Science Genius Rap Battles Finale

“I say science, you say genius” chant 200 students at inaugural rap battle in Calgary.

You’ve probably never heard lyrics about the endocrine system but at the first annual Calgary Science Genius Rap Battles students did just that – and more – in a high energy smash up of hip hop and science.

Eight performances by students grades 6 through 12 hit the stage in front of an audience of 200 people and expert judges.

Grade 7 student Russ Pearson from the Edge school claimed the top prize in the Top Performance category for his rap about the solar system.

The Yeung Thugs, a grade six class from Sir Wilfrid Laurier, took the Most Creative Lyrics prize for their song about aerodynamics.

Grade 11 student Diana Kagan from Robert Thirsk School perfected the mixture of science and hip hop, and was awarded Top Science Content for wowing the audience with a piece about hormones.

May 18th's contest was the culmination of weeks of practice with hip hop ambassadors visiting four Calgary area schools during their science classes over the past months. Dozens of students from Grades 6 to 12 performed their own raps onstage in front of celebrity judges and a packed house of students and the public at the National Music Centre.

Judges included local hip hop artist Sinzere, Dragon Fli Empire’s Tarik Robinson, and Kym Butler, Artist Program Lead at Studio Bell, along with Claudia Bustos from Beakerhead, who holds a BSc in neuroscience.
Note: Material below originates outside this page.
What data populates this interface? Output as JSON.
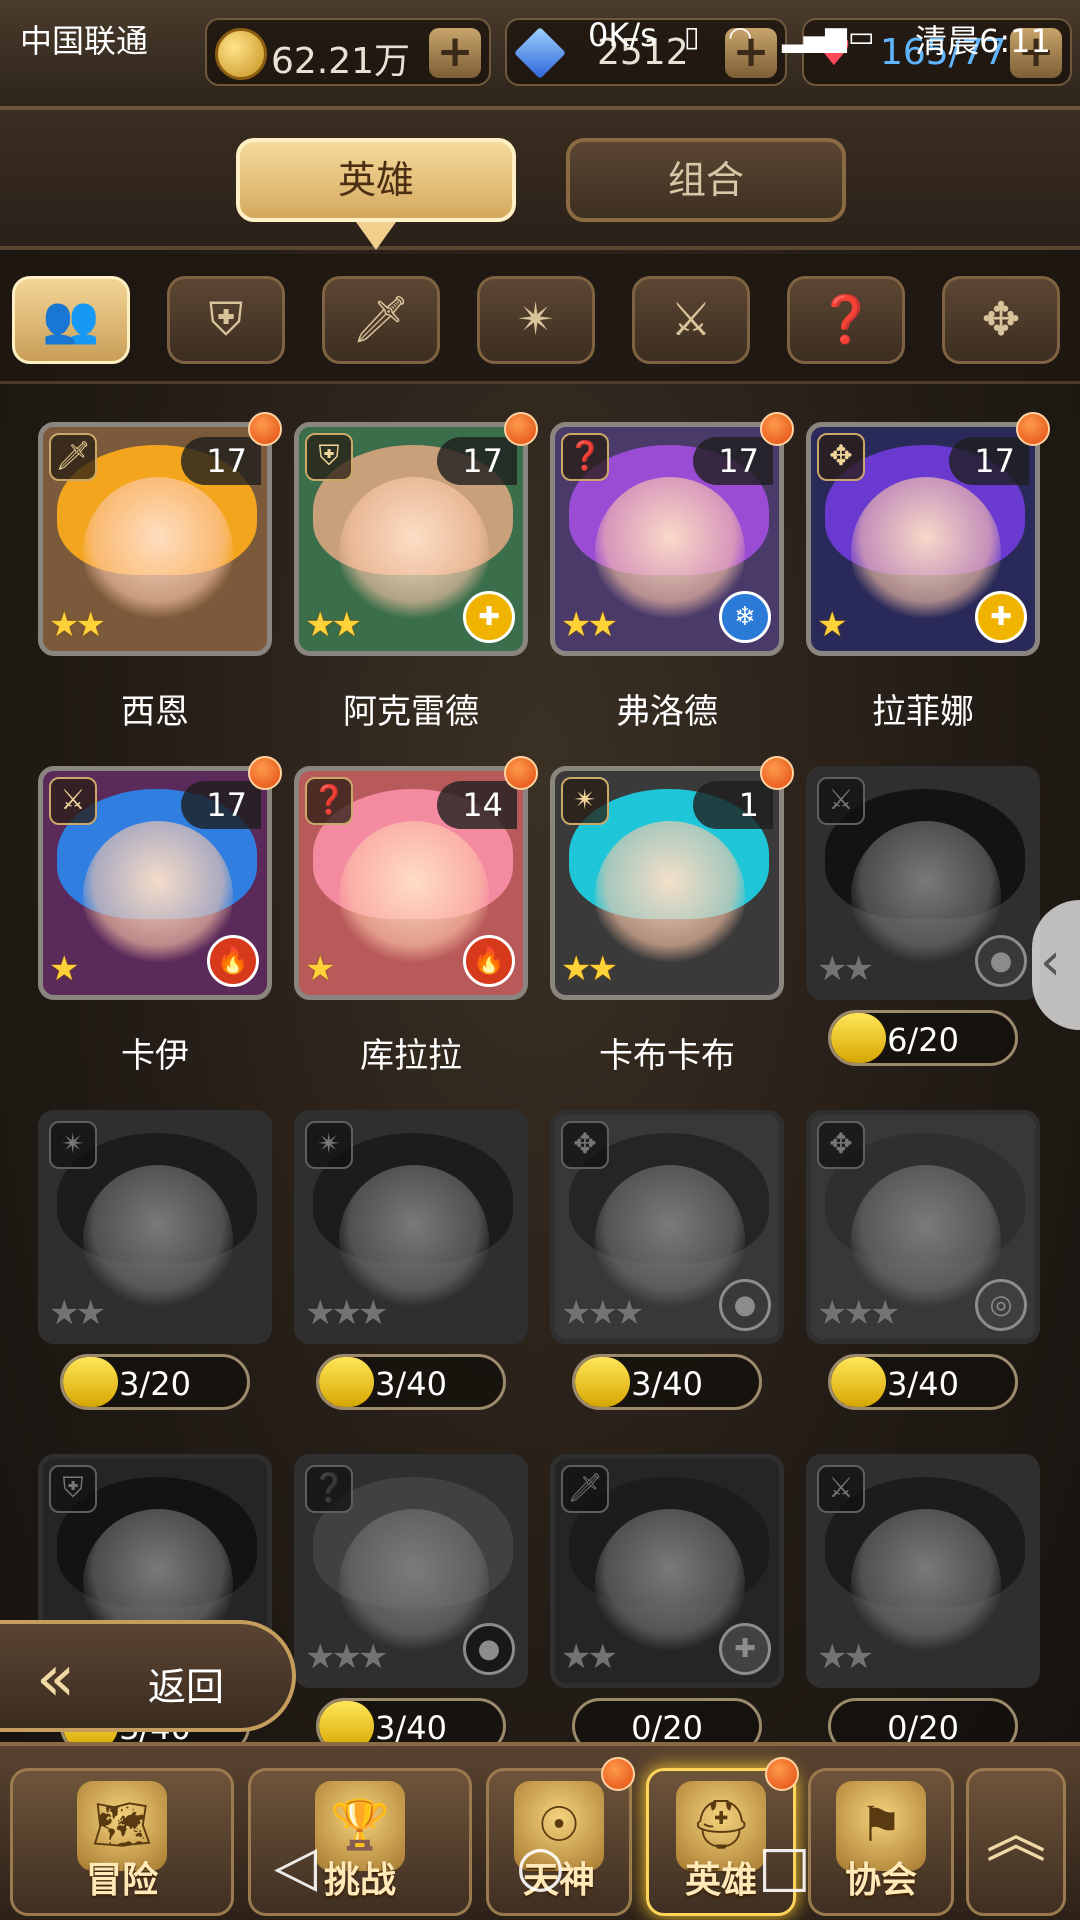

Science Genius was born in New York City by Professor Dr. Christopher Emdin. The big idea: bringing science to meet students on their cultural turf. The approach to science is meant to empower students who might otherwise risk becoming disengaged with school.

In this first year, teachers remarked that participating students had higher than average class attendance when the Science Genius program was active.
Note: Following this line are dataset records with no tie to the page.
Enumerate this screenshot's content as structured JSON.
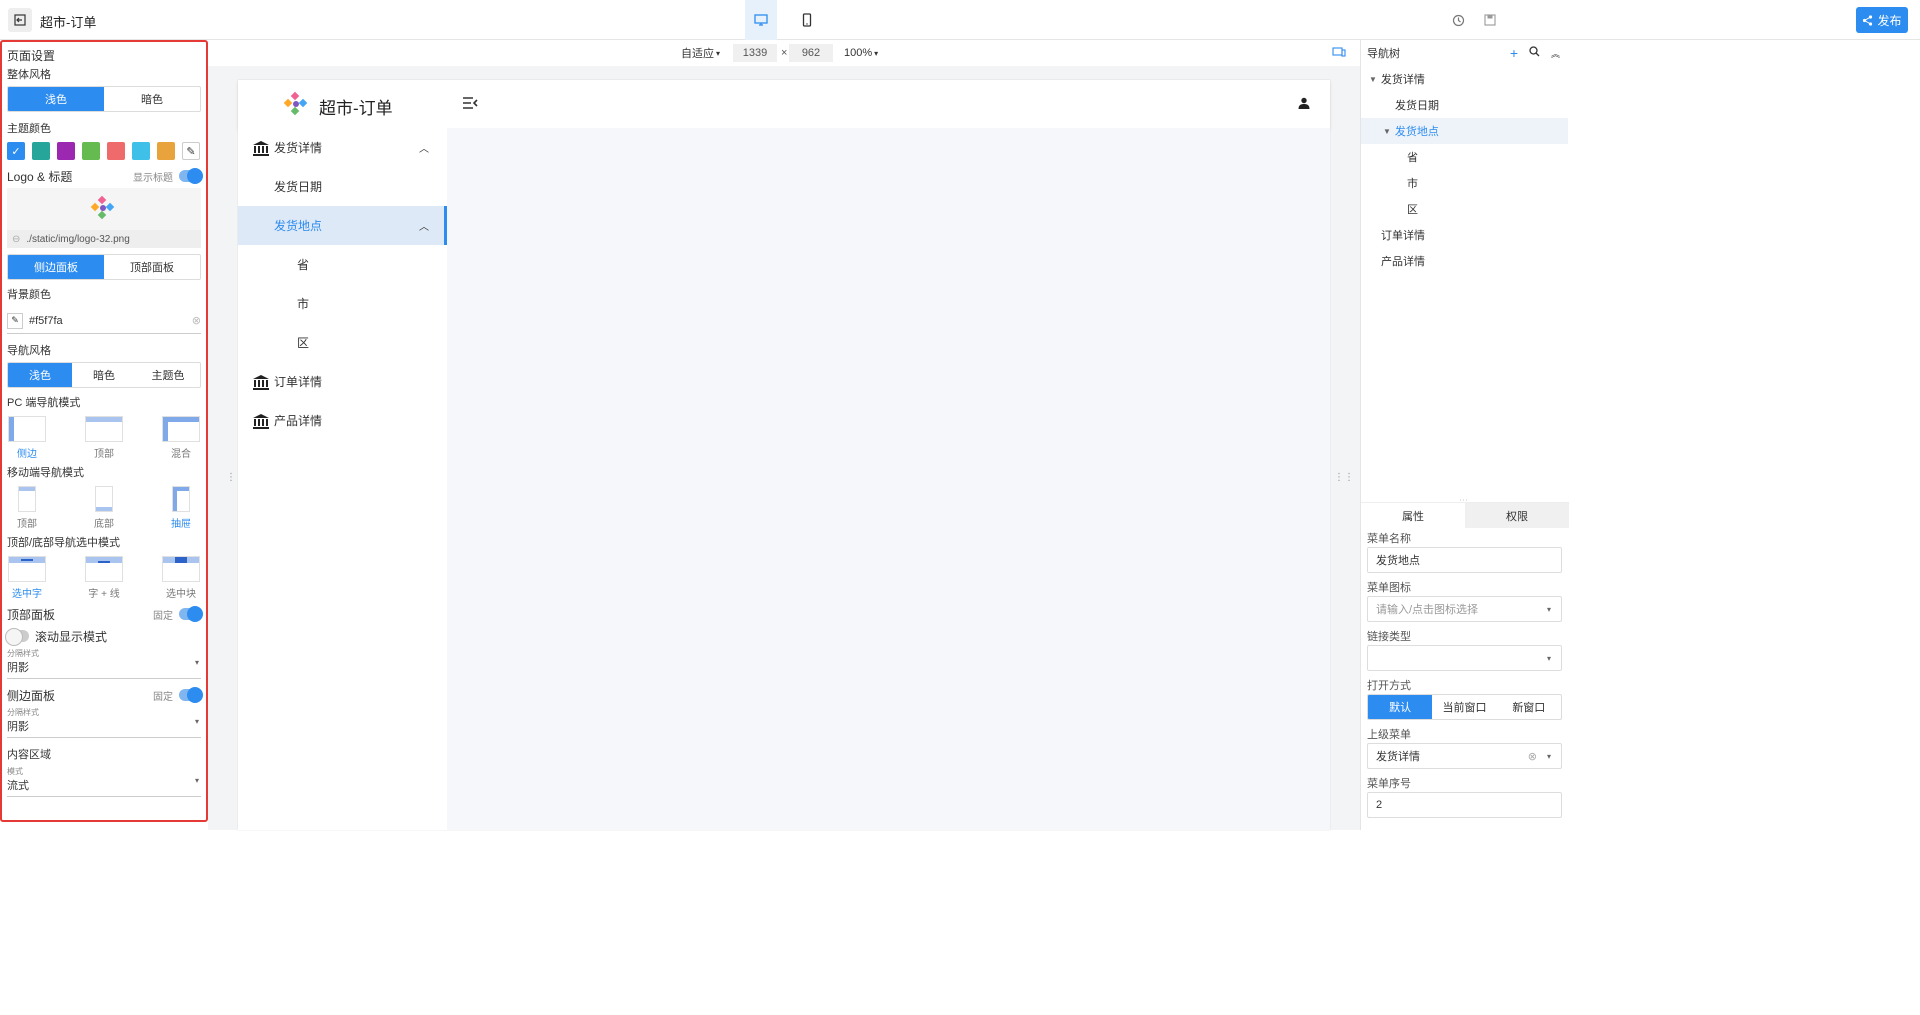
{
  "header": {
    "title": "超市-订单",
    "publish_label": "发布",
    "accent": "#2d8cf0"
  },
  "left_panel": {
    "section_title": "页面设置",
    "overall_style_label": "整体风格",
    "overall_style_options": [
      "浅色",
      "暗色"
    ],
    "theme_color_label": "主题颜色",
    "theme_colors": [
      "#2d8cf0",
      "#26a69a",
      "#9c27b0",
      "#66bb50",
      "#ef6b6b",
      "#3ec0e8",
      "#e8a33d"
    ],
    "logo_title_label": "Logo & 标题",
    "show_title_label": "显示标题",
    "logo_path": "./static/img/logo-32.png",
    "panel_options": [
      "侧边面板",
      "顶部面板"
    ],
    "bg_color_label": "背景颜色",
    "bg_color_value": "#f5f7fa",
    "nav_style_label": "导航风格",
    "nav_style_options": [
      "浅色",
      "暗色",
      "主题色"
    ],
    "pc_nav_label": "PC 端导航模式",
    "pc_nav_options": [
      "侧边",
      "顶部",
      "混合"
    ],
    "mobile_nav_label": "移动端导航模式",
    "mobile_nav_options": [
      "顶部",
      "底部",
      "抽屉"
    ],
    "select_mode_label": "顶部/底部导航选中模式",
    "select_mode_options": [
      "选中字",
      "字 + 线",
      "选中块"
    ],
    "top_panel_label": "顶部面板",
    "fixed_label": "固定",
    "scroll_mode_label": "滚动显示模式",
    "divider_style_caption": "分隔样式",
    "divider_style_value": "阴影",
    "side_panel_label": "侧边面板",
    "side_fixed_label": "固定",
    "side_divider_caption": "分隔样式",
    "side_divider_value": "阴影",
    "content_area_label": "内容区域",
    "mode_caption": "模式",
    "mode_value": "流式"
  },
  "canvas_toolbar": {
    "fit_label": "自适应",
    "width": "1339",
    "times": "×",
    "height": "962",
    "zoom": "100%"
  },
  "preview": {
    "title": "超市-订单",
    "nav": [
      {
        "label": "发货详情"
      },
      {
        "label": "发货日期"
      },
      {
        "label": "发货地点"
      },
      {
        "label": "省"
      },
      {
        "label": "市"
      },
      {
        "label": "区"
      },
      {
        "label": "订单详情"
      },
      {
        "label": "产品详情"
      }
    ]
  },
  "right_panel": {
    "tree_title": "导航树",
    "tree": [
      {
        "label": "发货详情"
      },
      {
        "label": "发货日期"
      },
      {
        "label": "发货地点"
      },
      {
        "label": "省"
      },
      {
        "label": "市"
      },
      {
        "label": "区"
      },
      {
        "label": "订单详情"
      },
      {
        "label": "产品详情"
      }
    ],
    "tabs": [
      "属性",
      "权限"
    ],
    "menu_name_label": "菜单名称",
    "menu_name_value": "发货地点",
    "menu_icon_label": "菜单图标",
    "menu_icon_placeholder": "请输入/点击图标选择",
    "link_type_label": "链接类型",
    "open_mode_label": "打开方式",
    "open_mode_options": [
      "默认",
      "当前窗口",
      "新窗口"
    ],
    "parent_menu_label": "上级菜单",
    "parent_menu_value": "发货详情",
    "menu_order_label": "菜单序号",
    "menu_order_value": "2"
  }
}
Science Genius Rap Battles in Calgary is a partnership between Beakerhead, the National Music Centre and GlobalFest, and supported by NSERC. The program plans to grow to involve more schools and students next year.